• _Exercise_: The records are to be copied exactly and in full.

[Provided records Boundary: Start]

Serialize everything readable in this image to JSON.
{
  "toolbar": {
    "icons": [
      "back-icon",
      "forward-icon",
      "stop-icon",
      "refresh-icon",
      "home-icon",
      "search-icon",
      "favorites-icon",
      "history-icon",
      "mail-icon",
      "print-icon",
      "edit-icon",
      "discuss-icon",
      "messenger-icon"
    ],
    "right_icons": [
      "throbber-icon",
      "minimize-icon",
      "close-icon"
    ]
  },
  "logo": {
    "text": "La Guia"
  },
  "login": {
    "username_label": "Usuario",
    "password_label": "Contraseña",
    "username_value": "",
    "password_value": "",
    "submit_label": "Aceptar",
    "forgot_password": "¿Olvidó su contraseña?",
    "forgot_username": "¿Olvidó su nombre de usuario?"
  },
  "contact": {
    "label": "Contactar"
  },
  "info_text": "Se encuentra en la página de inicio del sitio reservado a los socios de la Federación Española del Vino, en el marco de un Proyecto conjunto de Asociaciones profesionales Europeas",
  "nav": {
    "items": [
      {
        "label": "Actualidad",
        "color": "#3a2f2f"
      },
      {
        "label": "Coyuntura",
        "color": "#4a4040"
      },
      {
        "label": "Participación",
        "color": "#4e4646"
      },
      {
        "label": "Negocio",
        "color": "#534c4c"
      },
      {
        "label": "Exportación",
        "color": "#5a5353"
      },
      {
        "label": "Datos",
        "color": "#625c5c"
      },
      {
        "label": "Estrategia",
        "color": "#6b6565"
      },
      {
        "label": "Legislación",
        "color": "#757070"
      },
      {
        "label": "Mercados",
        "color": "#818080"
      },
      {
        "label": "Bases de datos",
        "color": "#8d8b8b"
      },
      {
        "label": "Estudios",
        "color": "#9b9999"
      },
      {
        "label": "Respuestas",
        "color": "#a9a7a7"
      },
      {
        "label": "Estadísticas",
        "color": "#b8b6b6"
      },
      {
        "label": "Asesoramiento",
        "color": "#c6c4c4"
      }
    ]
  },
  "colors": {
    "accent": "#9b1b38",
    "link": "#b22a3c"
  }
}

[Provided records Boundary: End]

• _Written solution_:
Serialize everything readable in this image to JSON.
{
  "toolbar": {
    "icons": [
      "back-icon",
      "forward-icon",
      "stop-icon",
      "refresh-icon",
      "home-icon",
      "search-icon",
      "favorites-icon",
      "history-icon",
      "mail-icon",
      "print-icon",
      "edit-icon",
      "discuss-icon",
      "messenger-icon"
    ],
    "right_icons": [
      "throbber-icon",
      "minimize-icon",
      "close-icon"
    ]
  },
  "logo": {
    "text": "La Guia"
  },
  "login": {
    "username_label": "Usuario",
    "password_label": "Contraseña",
    "username_value": "",
    "password_value": "",
    "submit_label": "Aceptar",
    "forgot_password": "¿Olvidó su contraseña?",
    "forgot_username": "¿Olvidó su nombre de usuario?"
  },
  "contact": {
    "label": "Contactar"
  },
  "info_text": "Se encuentra en la página de inicio del sitio reservado a los socios de la Federación Española del Vino, en el marco de un Proyecto conjunto de Asociaciones profesionales Europeas",
  "nav": {
    "items": [
      {
        "label": "Actualidad",
        "color": "#3a2f2f"
      },
      {
        "label": "Coyuntura",
        "color": "#4a4040"
      },
      {
        "label": "Participación",
        "color": "#4e4646"
      },
      {
        "label": "Negocio",
        "color": "#534c4c"
      },
      {
        "label": "Exportación",
        "color": "#5a5353"
      },
      {
        "label": "Datos",
        "color": "#625c5c"
      },
      {
        "label": "Estrategia",
        "color": "#6b6565"
      },
      {
        "label": "Legislación",
        "color": "#757070"
      },
      {
        "label": "Mercados",
        "color": "#818080"
      },
      {
        "label": "Bases de datos",
        "color": "#8d8b8b"
      },
      {
        "label": "Estudios",
        "color": "#9b9999"
      },
      {
        "label": "Respuestas",
        "color": "#a9a7a7"
      },
      {
        "label": "Estadísticas",
        "color": "#b8b6b6"
      },
      {
        "label": "Asesoramiento",
        "color": "#c6c4c4"
      }
    ]
  },
  "colors": {
    "accent": "#9b1b38",
    "link": "#b22a3c"
  }
}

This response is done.